Determine how many lines in the records below include the word "header" and output that number alone.

SOURCE MATERIAL Block Start

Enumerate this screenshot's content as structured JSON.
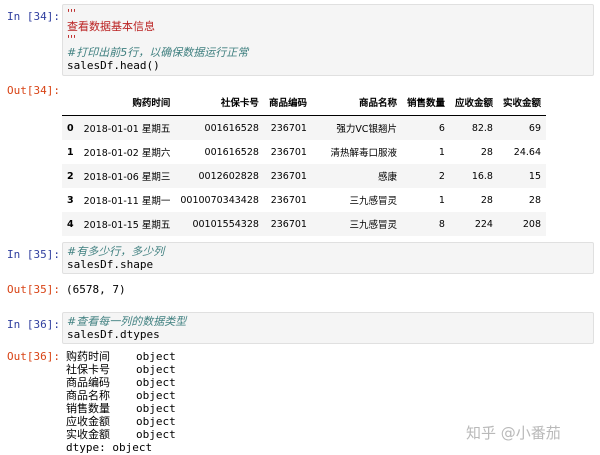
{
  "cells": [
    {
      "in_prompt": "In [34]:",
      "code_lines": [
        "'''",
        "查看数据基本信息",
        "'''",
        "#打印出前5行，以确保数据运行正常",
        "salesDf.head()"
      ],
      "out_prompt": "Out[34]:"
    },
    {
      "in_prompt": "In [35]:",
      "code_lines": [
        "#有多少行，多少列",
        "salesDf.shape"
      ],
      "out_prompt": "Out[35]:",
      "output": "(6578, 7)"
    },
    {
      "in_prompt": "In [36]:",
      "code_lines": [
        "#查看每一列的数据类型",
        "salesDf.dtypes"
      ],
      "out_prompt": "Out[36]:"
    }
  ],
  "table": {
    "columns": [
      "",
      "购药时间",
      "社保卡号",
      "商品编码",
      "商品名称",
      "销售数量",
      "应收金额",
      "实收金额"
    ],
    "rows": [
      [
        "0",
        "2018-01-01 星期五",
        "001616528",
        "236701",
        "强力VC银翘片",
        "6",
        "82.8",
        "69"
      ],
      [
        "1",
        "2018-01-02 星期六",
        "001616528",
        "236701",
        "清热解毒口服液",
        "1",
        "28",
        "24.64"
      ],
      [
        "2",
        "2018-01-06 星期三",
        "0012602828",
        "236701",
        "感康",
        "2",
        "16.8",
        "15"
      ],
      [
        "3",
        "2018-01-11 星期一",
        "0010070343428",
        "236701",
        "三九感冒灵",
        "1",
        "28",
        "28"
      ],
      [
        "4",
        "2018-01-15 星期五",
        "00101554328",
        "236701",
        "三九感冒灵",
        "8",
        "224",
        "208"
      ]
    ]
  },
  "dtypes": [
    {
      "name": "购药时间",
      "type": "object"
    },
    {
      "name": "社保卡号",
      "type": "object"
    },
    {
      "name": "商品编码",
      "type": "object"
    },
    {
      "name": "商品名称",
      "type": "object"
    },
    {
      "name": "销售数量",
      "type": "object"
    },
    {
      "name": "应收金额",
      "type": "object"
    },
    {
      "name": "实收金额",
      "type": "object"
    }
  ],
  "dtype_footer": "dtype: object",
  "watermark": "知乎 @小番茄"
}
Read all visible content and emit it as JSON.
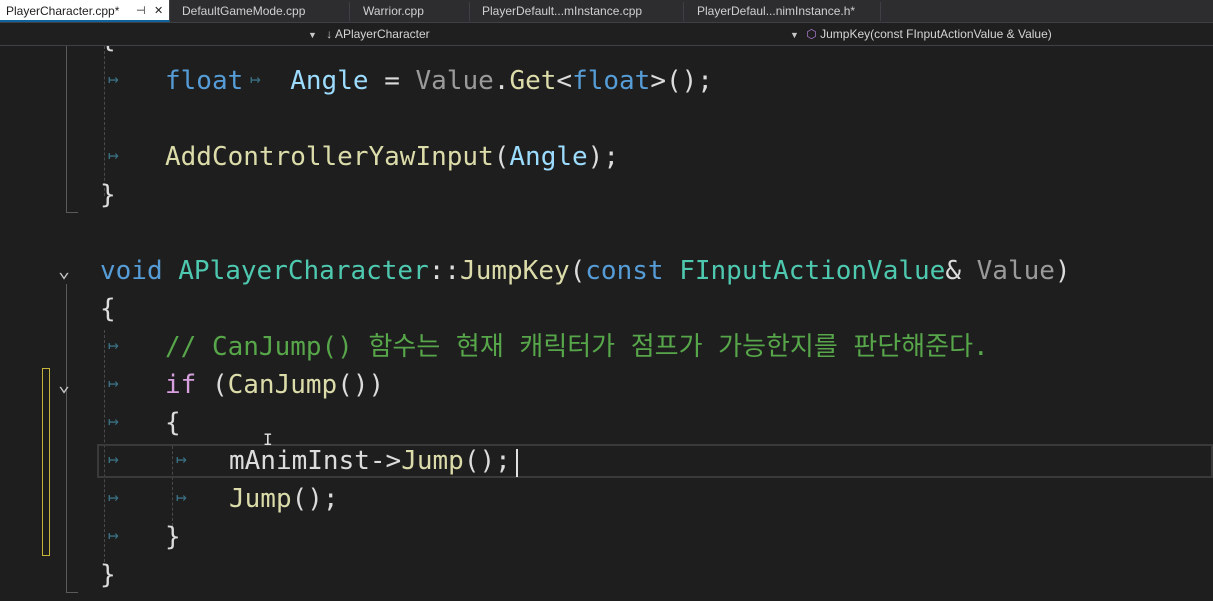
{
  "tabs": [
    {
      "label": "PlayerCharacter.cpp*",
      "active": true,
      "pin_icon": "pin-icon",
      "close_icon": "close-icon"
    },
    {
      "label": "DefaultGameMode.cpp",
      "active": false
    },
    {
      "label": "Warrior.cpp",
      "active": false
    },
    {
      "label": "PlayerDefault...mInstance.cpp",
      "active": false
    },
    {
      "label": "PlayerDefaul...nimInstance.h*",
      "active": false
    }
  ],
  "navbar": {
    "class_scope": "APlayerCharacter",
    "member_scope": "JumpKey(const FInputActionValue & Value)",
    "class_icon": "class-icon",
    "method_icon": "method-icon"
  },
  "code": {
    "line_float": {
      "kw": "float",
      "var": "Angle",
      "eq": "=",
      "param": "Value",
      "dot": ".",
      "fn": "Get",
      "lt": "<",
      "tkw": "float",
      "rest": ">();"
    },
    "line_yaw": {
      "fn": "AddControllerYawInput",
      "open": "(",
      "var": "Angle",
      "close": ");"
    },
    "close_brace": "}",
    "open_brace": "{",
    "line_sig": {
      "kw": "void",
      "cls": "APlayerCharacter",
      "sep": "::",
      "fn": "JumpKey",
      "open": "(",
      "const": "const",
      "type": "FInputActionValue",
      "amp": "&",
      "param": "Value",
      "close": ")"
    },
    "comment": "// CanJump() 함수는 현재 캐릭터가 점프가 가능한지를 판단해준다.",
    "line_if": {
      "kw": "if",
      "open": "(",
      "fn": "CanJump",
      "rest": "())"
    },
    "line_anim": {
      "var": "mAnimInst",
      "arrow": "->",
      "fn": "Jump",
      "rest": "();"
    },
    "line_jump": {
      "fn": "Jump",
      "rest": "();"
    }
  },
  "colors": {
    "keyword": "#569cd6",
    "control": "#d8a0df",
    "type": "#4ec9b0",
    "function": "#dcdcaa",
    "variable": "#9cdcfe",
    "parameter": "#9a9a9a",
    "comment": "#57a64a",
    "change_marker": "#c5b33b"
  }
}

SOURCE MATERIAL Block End
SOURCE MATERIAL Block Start

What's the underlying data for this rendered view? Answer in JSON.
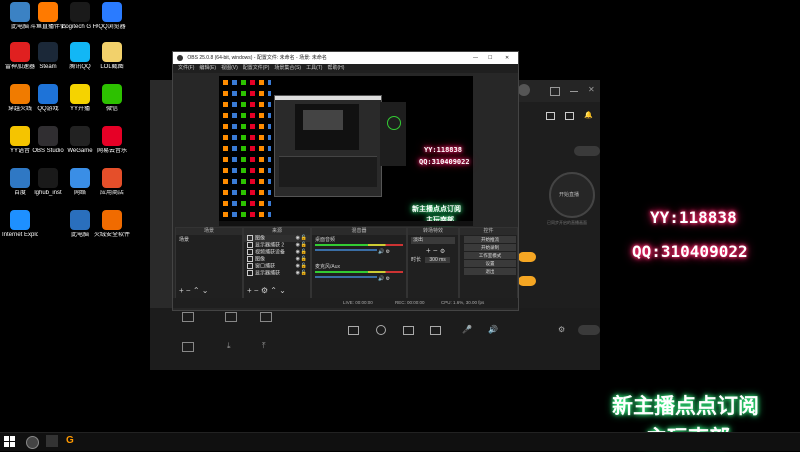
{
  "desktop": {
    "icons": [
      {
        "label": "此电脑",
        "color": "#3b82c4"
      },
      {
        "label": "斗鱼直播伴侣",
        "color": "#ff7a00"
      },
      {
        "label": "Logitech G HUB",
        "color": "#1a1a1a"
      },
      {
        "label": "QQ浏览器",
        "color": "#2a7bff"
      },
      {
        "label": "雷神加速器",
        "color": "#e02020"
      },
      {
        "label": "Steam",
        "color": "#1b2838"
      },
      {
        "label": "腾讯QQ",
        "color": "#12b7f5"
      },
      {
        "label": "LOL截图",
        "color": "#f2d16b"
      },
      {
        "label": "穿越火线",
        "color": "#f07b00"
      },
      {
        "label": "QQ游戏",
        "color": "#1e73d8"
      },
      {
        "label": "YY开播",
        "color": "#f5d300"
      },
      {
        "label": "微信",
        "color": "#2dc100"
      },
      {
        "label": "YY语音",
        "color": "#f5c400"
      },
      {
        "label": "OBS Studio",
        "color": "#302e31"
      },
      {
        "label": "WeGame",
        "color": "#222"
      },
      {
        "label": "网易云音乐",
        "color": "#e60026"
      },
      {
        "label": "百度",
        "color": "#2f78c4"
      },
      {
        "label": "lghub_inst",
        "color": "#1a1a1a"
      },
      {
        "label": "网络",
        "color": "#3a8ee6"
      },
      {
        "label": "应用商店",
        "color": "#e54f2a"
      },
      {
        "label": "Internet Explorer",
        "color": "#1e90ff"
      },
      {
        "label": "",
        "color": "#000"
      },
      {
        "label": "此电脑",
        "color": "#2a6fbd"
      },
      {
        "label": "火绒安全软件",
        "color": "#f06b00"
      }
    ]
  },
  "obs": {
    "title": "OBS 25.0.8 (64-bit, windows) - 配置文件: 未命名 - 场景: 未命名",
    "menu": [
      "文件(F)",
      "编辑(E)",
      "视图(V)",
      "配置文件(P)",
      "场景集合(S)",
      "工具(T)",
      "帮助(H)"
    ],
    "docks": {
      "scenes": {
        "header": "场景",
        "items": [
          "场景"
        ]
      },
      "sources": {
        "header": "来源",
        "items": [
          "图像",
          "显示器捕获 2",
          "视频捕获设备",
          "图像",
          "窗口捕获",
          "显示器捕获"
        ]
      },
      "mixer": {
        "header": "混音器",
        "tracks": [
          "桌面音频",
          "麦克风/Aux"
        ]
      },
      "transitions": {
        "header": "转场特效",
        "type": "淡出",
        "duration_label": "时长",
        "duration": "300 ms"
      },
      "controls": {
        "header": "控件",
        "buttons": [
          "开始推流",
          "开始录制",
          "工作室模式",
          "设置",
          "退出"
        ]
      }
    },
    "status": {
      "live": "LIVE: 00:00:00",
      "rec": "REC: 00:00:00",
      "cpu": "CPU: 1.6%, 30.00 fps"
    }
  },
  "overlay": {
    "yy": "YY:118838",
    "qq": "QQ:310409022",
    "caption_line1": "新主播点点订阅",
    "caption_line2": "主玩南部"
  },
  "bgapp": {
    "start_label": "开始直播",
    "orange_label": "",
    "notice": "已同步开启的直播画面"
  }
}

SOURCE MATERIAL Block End

# THE ANSWER
5